The British media has big influences and those at the top control how our media is distributed, but who actually owns it?
Leeds Hacks analysed a list of data containing the UK’s biggest media organisations and their directors, who they are, what connections they have and how they got to the point of controlling the country’s fourth estate.
Below is a list of facts Leeds Hacks found out.
The Sun, The Daily Mail and The Spectator regularly endorse political parties when their is an election.
The Sun is helmed by Rupert Murdoch, who is known to be a supporter of the Conservatives and had a close relationship with Margaret Thatcher.Tessa Keswick is a former advisor to Ken Clarke is on the board of The Daily Mail and Lord Rothermere is a staunch conservative supporter.
News Corp UK, DMGT media and Reach PLC own over 70% of the UK media. This means that the media we read, talk about and consume are influenced by three very powerful people.
The Sun has been argued to be one of the most powerful papers in the UK and has been known to influence politics and election results. This was thought during the 1992 election when The Sun published its headline, ‘It’s The Sun wot won it’ due to them heavily showing their support for the conservatives.
A fifth of all big bosses who work for the biggest media organisations went to Oxbridge (Oxford or Cambridge) according to a study.
Oxbidge, is the two top universities in the UK and the biggest directors in the media studied there. It is known that going to these universities gives you a head start in the industry. However, it is not always about education but sometimes about who you know.
London is the hub of the UK’s media. With a wealth of diverse talented young individuals and opportunity for worldwide investment, it holds a huge amount of opportunity for businesses.
87.5% of the media powerlist are based in London. This demonstrates a huge divide between the capital and the rest of the nation, which in turn presents an inaccurate picture of people in the country as a whole as most of the media/news produced is centered in the South East. It also demonstrates that there is little graduate opportunity for people outside of the capital and many talented individuals are leaving rural areas leaving them significantly less prosperous.
Out of the 33 most powerful media companies in the UK, only five of them are dominated by women. The top five biggest of these have boards consisting almost exclusively of males, except for ITV, which is the only one with a majority of women.
The UK also has one of the biggest gender pay gaps in Europe, and the median of the economy is 18% in favor of men.

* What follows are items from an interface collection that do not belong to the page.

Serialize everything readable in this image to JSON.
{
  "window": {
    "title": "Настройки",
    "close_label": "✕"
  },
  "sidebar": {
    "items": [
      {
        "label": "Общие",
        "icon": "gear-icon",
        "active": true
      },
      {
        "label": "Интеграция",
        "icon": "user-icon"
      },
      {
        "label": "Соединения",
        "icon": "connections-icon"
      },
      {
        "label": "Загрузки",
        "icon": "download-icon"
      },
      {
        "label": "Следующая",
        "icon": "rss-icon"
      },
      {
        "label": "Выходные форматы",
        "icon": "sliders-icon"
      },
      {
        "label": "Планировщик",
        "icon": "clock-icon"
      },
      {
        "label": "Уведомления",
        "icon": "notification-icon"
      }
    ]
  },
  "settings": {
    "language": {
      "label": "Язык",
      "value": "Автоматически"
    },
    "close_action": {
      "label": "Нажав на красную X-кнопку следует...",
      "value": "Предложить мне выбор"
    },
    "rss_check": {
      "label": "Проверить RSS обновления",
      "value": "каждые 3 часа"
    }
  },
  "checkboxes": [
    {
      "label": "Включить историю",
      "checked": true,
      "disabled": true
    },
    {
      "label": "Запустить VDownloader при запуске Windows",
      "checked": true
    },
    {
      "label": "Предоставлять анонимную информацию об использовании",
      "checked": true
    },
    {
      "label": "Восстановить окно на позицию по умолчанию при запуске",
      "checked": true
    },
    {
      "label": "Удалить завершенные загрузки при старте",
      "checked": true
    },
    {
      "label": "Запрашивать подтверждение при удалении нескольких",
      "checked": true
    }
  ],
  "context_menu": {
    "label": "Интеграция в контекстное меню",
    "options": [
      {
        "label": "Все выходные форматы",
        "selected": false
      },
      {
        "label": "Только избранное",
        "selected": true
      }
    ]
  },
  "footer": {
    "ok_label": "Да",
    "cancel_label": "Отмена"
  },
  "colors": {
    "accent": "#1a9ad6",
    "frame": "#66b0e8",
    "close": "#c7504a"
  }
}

Top media bosses from BBC, The Financial Times and Sky have more than one media connection linking to other media organisations.
They have worked with most media organisations in the UK and have now become major share holders with one or more organisation. This brings about the aspect of media plurality which focuses on media diversity of opinions, information and ownership.
The youngest director on the board is a 37 year old male. From the research it was found in most media companies the youngest board member is a women.
It seems the media companies do not have a retirement age policy, hence one director is was able to work until the age of 90 years. There was a case with Daily Mail and General Trust plc when they had a retirement policy, but this has been abolished.
Many of the directors of big media companies have net worths in the billions. Rupert Murdoch’s net worth is £19.2m. Compared to the company directors, many employees of media companies are earning practically nothing. The salary gap is massive. Many of the richest media directors are connected to the most powerful media companies.
They still hold millions of pounds of power even in the digital age. Rival magazines such as Vogue, The New Yorker, Red, Glamour, Cosmopolitan, GQ, Elle, and Vanity fair all belong to the same company.
This creates a huge divide between the success of large scale news publications such as The Sun or Daily Mail, making it difficult to create a well-recognised platform for your organisation.
Attempting to break this pattern, Tortoise Media launched this week – providing ‘slow news’ to members. Believing that we are overwhelmed by information, Tortoise is aiming to close the gap between the powerful and the powerless with 5 concise daily pieces.